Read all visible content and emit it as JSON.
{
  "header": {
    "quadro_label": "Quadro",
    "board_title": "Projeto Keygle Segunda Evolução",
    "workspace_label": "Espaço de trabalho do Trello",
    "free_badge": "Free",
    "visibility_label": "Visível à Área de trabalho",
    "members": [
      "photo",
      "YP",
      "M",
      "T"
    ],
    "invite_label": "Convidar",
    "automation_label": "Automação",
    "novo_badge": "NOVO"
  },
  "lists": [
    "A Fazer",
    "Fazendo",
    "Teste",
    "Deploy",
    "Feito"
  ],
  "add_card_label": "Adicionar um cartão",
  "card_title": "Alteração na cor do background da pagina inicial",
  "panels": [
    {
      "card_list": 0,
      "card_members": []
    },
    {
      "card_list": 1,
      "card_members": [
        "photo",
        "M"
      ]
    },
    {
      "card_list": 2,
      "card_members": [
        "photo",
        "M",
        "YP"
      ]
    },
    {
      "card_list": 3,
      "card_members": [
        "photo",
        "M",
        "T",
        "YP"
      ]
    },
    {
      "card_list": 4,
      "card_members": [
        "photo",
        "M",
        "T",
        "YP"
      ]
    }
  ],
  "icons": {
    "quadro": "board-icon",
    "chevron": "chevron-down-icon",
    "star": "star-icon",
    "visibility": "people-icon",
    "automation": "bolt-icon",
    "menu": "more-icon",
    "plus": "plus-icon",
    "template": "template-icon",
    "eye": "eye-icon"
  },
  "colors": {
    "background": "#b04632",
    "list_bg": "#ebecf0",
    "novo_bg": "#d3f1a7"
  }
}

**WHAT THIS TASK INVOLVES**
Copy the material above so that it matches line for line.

**ANSWER AREA**
Read all visible content and emit it as JSON.
{
  "header": {
    "quadro_label": "Quadro",
    "board_title": "Projeto Keygle Segunda Evolução",
    "workspace_label": "Espaço de trabalho do Trello",
    "free_badge": "Free",
    "visibility_label": "Visível à Área de trabalho",
    "members": [
      "photo",
      "YP",
      "M",
      "T"
    ],
    "invite_label": "Convidar",
    "automation_label": "Automação",
    "novo_badge": "NOVO"
  },
  "lists": [
    "A Fazer",
    "Fazendo",
    "Teste",
    "Deploy",
    "Feito"
  ],
  "add_card_label": "Adicionar um cartão",
  "card_title": "Alteração na cor do background da pagina inicial",
  "panels": [
    {
      "card_list": 0,
      "card_members": []
    },
    {
      "card_list": 1,
      "card_members": [
        "photo",
        "M"
      ]
    },
    {
      "card_list": 2,
      "card_members": [
        "photo",
        "M",
        "YP"
      ]
    },
    {
      "card_list": 3,
      "card_members": [
        "photo",
        "M",
        "T",
        "YP"
      ]
    },
    {
      "card_list": 4,
      "card_members": [
        "photo",
        "M",
        "T",
        "YP"
      ]
    }
  ],
  "icons": {
    "quadro": "board-icon",
    "chevron": "chevron-down-icon",
    "star": "star-icon",
    "visibility": "people-icon",
    "automation": "bolt-icon",
    "menu": "more-icon",
    "plus": "plus-icon",
    "template": "template-icon",
    "eye": "eye-icon"
  },
  "colors": {
    "background": "#b04632",
    "list_bg": "#ebecf0",
    "novo_bg": "#d3f1a7"
  }
}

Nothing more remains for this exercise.